Required work> Where a line of the material includes the string "discount", copy that line.

◇ ◇ ◇ ◇ ◇

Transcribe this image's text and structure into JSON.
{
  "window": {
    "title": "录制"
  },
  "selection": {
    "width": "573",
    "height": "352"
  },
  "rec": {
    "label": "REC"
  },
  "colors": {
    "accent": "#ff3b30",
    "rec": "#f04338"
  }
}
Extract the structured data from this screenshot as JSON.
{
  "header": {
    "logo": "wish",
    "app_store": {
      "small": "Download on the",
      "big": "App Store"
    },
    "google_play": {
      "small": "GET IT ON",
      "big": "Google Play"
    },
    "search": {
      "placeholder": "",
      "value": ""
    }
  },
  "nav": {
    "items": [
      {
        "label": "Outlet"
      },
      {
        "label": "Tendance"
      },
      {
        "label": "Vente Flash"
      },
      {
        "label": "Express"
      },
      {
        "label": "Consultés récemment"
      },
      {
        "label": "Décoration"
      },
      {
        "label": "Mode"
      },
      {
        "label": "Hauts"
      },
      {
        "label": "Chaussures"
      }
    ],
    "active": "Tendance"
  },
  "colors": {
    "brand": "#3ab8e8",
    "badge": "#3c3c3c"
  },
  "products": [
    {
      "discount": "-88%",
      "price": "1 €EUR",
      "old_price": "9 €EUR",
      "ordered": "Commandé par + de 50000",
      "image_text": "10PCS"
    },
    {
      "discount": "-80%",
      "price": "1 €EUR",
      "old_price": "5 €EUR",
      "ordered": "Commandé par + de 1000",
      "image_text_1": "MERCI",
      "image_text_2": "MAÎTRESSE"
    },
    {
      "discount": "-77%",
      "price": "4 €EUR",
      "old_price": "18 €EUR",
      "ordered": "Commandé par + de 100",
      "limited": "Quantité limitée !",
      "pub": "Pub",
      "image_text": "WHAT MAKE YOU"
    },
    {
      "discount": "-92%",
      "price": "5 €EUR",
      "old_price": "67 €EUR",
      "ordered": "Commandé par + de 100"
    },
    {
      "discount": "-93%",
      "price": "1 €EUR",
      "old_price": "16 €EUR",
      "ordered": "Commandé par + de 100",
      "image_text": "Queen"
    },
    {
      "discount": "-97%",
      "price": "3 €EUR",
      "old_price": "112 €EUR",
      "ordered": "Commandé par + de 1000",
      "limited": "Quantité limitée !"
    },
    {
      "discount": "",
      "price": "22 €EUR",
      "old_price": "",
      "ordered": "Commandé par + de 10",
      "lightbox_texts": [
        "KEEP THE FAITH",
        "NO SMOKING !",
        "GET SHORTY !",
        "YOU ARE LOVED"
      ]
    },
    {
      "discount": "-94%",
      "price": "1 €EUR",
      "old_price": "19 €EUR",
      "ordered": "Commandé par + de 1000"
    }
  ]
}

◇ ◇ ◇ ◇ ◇

Output>
      "discount": "-88%",
      "discount": "-80%",
      "discount": "-77%",
      "discount": "-92%",
      "discount": "-93%",
      "discount": "-97%",
      "discount": "",
      "discount": "-94%",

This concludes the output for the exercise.